it is enough to possess only as many books as you can read. 

“But,” you reply, “I wish to dip first into one book and then into another.”

I tell you that it is the sign of an overnice appetite to toy with many dishes;
for when they are manifold and varied, they cloy but do not nourish.

So you should always read standard authors;
and when you crave a change, fall back upon those whom you read before.

Each day acquire something that will fortify you against poverty,
against death, indeed against other misfortunes as well;
and after you have run over many thoughts, select one to be thoroughly digested that day. 

This is my own custom; from the many things which I have read, I claim some one part for myself.

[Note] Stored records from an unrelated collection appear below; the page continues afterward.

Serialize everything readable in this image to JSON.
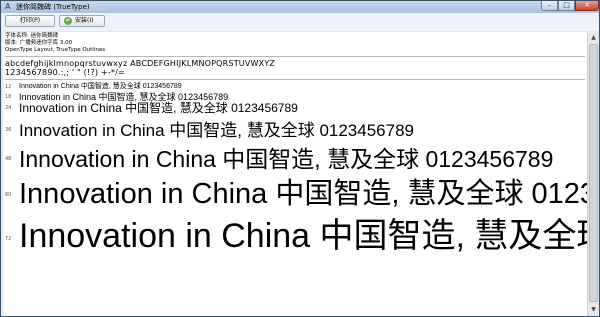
{
  "window": {
    "title": "迷你简魏碑 (TrueType)",
    "minimize_glyph": "–",
    "maximize_glyph": "□",
    "close_glyph": "✕"
  },
  "toolbar": {
    "print_label": "打印(P)",
    "install_label": "安装(I)",
    "install_icon_glyph": "✔"
  },
  "font_info": {
    "name_line": "字体名称: 迷你简魏碑",
    "version_line": "版本: 广播频迷你字库 3.00",
    "type_line": "OpenType Layout, TrueType Outlines"
  },
  "alphabet": {
    "lowercase": "abcdefghijklmnopqrstuvwxyz ABCDEFGHIJKLMNOPQRSTUVWXYZ",
    "numbers": "1234567890.:,; ' \" (!?) +-*/="
  },
  "sample_text": "Innovation in China 中国智造, 慧及全球 0123456789",
  "sizes": [
    {
      "label": "12"
    },
    {
      "label": "18"
    },
    {
      "label": "24"
    },
    {
      "label": "36"
    },
    {
      "label": "48"
    },
    {
      "label": "60"
    },
    {
      "label": "72"
    }
  ],
  "scrollbar": {
    "up_glyph": "▲",
    "down_glyph": "▼"
  }
}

The thought for to-day is one which I discovered in Epicurus; he says

“Contented poverty is an honourable estate.”

Indeed, if it be contented, it is not poverty at all.
It is not the man who has too little,
but the man who craves more, that is poor.

What does it matter how much a man has laid up in his safe, or in his warehouse, how large are his flocks and how fat his dividends,
if he covets his neighbor’s property, and reckons, not his past gains, but his hopes of gains to come?

Do you ask what is the proper limit to wealth?

It is, first,
to have what is necessary,
and, second,
to have what is enough.



Stoic, Seneca, StoicTaoist。

Nourish before Craving 渴望 初中

Nourish before Craving

It is the sign of an overnice appetite to toy with many dishes; for when they are manifold and varied, they cloy but do not nourish.

So you should always read standard authors; and when you crave a change, fall back upon those whom you read before.

Nourish before Craving

当你胃口过度渴望多方面; 和多样化的迹象时,

当太多种多样时,通常是会令人反感; 最初令人愉悦的东西。


渴望 初中
渴望 初中

Crave not for variety and plenty,

As it may fill up, yet not fulfilled.

Seek not the latest & newest aplenty,

Search that which is ready & awaits within.

StoicTaoist 坚道学
Nourish before Craving

Possess Distraction 拥有 分心

Possess Distraction

In reading of many books, many is a distraction. 

Accordingly, since you cannot read all the books which you may possess, it is enough to possess only as many books as you can read.

Possess Distraction




拥有 分心
拥有 分心

Having too many, possessing too much,

Can be too distracting.

Having what is needed, is to posse that which is enough.

StoicTaoist 坚道学
Possess Distraction